A spokesman from the Saudi Embassy in Washington did not respond to requests for comment for this article. The Saudi government has repeatedly denied claims about unlawful bombings and civilian casualties, pointing to its military’s Western support as validation of its practices.
Two days after the original publication of this article, Maj. Fahad Abdullah Alkrk, a spokesman for the Saudi-led coalition, said in an email that coalition forces “have never used white phosphorus shells in their operations in Yemen,” but would not clarify if the shells had been fired from the Saudi border into Yemen.
“The reporting…is based on images which have not been verified or validated for authenticity,” he said.
According to the United Nations Office of the High Commissioner for Human Rights, more than 3,700 civilians have been killed and 2.8 million have been displaced during the now nearly two-year-old war.
“The United States is concerned by the high number of casualties resulting from this war,” the State Department official said. “We are prepared to work with the Saudis to deter and confront any external threat to their territorial integrity, and we stand by that assurance. However, that does not mean we refrain from expressing our concerns about the war in Yemen and how it has been waged.”
The Pentagon provides midair refueling for Saudi aircraft and limited intelligence resources to Saudi forces. In addition to short-term military assistance, the Pentagon and the State Department, as well as other Western countries, have facilitated the sale of billions of dollars worth of arms to the Kingdom, everything from hand grenades to attack helicopters.
A Pentagon spokesman, Navy Cmdr. Patrick Evans, said that “as a matter of policy,” the Pentagon office responsible for overseeing foreign military sales “does not disclose specific deliverables or the details” of the final transfer agreements.
The United States has used white phosphorus against fighters, including in 2004 in Fallujah, Iraq, and sporadically in Afghanistan over the course of the war there. In 2009, Israel used the weapon in populated areas in the Gaza Strip.
Footage and images and social media posts showing the munition indicate that it is being used near the Saudi-Yemen border — in Najran province — and around the Yemeni capital, Sanaa.
The most recent footage — posted Sept. 9 — shows a U.S.-developed M198 155mm Saudi howitzer with the telltale sea-foam green white phosphorus rounds nearby ready to be loaded and fired.
Many of the images posted to social media show white phosphorus rounds from a distance, leaving any writing or identifying features blurry or ill-defined. The shell’s color pattern is the most telling, as the greenish-hue interrupted by yellow bands and red writing is internationally recognized as indicating white phosphorus munitions.

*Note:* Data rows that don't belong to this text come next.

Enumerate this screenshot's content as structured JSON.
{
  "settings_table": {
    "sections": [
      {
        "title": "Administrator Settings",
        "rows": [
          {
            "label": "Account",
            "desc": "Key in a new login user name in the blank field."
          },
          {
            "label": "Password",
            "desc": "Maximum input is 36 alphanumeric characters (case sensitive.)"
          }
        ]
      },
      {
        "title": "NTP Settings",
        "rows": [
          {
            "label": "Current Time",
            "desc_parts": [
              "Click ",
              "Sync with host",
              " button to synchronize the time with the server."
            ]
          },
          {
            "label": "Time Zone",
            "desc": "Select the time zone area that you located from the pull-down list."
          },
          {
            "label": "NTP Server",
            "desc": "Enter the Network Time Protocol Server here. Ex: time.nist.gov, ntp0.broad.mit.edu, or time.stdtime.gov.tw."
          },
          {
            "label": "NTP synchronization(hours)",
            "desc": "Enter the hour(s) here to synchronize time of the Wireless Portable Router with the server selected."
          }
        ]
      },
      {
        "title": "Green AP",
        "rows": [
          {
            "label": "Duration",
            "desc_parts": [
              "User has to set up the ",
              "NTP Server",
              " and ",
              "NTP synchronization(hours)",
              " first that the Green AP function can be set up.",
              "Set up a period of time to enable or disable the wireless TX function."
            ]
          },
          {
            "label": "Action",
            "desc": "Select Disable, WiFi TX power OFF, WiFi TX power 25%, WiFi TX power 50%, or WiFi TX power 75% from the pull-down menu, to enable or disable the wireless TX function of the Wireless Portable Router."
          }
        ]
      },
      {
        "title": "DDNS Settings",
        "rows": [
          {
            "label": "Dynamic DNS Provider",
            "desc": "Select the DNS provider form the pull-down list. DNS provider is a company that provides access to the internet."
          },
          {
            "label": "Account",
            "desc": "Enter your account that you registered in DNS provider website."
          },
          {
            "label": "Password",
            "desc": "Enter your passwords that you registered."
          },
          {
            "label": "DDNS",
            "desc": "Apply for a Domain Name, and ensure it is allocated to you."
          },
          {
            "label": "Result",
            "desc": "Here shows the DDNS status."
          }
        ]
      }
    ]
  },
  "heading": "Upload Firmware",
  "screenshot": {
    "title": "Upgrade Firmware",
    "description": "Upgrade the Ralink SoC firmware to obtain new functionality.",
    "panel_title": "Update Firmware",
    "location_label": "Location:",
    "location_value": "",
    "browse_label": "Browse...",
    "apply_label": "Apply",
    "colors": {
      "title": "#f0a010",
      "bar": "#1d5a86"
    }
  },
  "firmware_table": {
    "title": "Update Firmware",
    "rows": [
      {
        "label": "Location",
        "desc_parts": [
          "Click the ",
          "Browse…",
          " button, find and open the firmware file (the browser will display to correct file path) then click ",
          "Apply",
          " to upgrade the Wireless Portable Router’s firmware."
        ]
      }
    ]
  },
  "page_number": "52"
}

The picture reviewed by the U.S. official was first posted in November 2015 on a Saudi Instagram account and shows the shell with the words “Martyr Jamil Hadi” written on it.
The only company with the rights to sell to the U.S. government the white phosphorus round pictured in the image is General Dynamics Ordnance Tactical Systems, according to Marine Corps Systems Command documents distributed in 2015. The shell’s design is owned by TDA-Armaments of France. Both TDA-Armaments and General Dynamics manufacture the munition, although it is unclear which country manufactured the round pictured.
When asked about the image, General Dynamics spokeswoman Laurie VonBrocklin said “it wouldn’t be appropriate for us to comment” and deferred further questions to the Pentagon and the State Department.
This post has been updated to reflect comments from the Saudi-led military coalition.